NMHC/NAA Viewpoint Treasury’s proposal to prevent multifamily firms that qualify as small businesses to elect out of limits on interest deductibility could significantly harm partners and S corporation shareholders who have multiple real estate investments. Curtailing the business interest deduction available to such taxpayers will increase the cost of debt financing, which will curb apartment construction at a time when the nation must build 4.6 million new units by 2030 to keep pace with demand.
In response to concerns that firms might be overleveraged, Congress enacted the Tax Cuts and Jobs Act to cap the deductibility of business interest. Small businesses (i.e., businesses with average annual gross receipts of $25 million or less in the previous three years), including multifamily small businesses, may qualify for an exemption from this limitation. Multifamily real estate firms may also elect out of limitations on interest deductibility so long as they agree to depreciate real property under longer periods. However, proposed Treasury regulations limit this election to multifamily firms that do not qualify for the small business exemption.
Treasury’s proposal to prevent multifamily firms that qualify as small businesses to elect out of limits on interest deductibility could significantly harm partners and S corporation shareholders who have multiple real estate investments. Under the proposed rule, a partner or shareholder who does not itself meet the small business definition may be subject to interest disallowance from interest flowing from an interest in a small business (even if that business could otherwise be an electing real property trade or business).

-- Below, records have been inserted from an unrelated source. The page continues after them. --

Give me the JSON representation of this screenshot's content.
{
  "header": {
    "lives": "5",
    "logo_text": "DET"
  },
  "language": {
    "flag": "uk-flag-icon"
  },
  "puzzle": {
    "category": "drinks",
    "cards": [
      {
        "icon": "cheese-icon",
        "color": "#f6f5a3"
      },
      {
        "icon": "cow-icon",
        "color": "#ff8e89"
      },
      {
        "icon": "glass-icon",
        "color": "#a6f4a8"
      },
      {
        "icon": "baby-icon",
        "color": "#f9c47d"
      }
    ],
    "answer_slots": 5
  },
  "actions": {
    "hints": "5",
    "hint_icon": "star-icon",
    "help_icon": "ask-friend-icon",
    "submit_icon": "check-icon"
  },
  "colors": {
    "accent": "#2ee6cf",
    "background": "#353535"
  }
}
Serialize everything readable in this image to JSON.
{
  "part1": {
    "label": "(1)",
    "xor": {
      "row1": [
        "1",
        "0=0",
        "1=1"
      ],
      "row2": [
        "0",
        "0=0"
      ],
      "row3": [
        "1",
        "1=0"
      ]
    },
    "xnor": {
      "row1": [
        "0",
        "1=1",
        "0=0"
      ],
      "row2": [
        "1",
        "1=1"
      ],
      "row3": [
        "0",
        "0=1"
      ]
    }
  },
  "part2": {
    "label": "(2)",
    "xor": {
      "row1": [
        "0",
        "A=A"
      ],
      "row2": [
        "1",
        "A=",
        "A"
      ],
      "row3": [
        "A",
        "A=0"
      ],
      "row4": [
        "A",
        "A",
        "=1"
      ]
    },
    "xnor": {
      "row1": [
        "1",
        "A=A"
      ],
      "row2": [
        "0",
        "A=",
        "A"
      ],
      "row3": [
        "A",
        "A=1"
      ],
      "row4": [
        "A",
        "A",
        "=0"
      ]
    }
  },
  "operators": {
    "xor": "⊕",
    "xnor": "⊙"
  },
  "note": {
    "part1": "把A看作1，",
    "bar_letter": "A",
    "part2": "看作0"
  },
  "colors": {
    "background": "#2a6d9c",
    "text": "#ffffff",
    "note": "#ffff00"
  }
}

We believe that the treatment of a flow-through entity that qualifies as both a small business and an electing real property trade or business under the proposed regulations is inappropriate, conflicts with Congressional intent, and is not required under the Tax Cuts and Jobs Act. We urge Treasury to correct this inequity as part of final business interest deductibility regulations.
Curtailing the deductibility of business interest would greatly increase the cost of debt financing. These higher costs will be expressed in one of two ways: either curbing development activity at a time when supply is falling well short of demand and/or possibly forcing an increase in rents for those properties that are built. In both cases, a tax law change such as this would make it more difficult for the multifamily industry to provide safe and decent housing to 39 million residents.
Over three-quarters of multifamily properties are owned by pass-through entities as opposed to stock-issuing corporations. Although these entities do raise equity capital from investors, they are largely reliant on the debt markets to finance new construction and/or property renovations as well as property operations. In fact, a typical multifamily deal is composed of 65 percent debt and 35 percent equity. On an overall basis, the Federal Reserve reports that as of December 31, 2018, total multifamily debt outstanding was $1.42 trillion.
The apartment industry relies on debt to construct new apartment properties and to upgrade existing properties.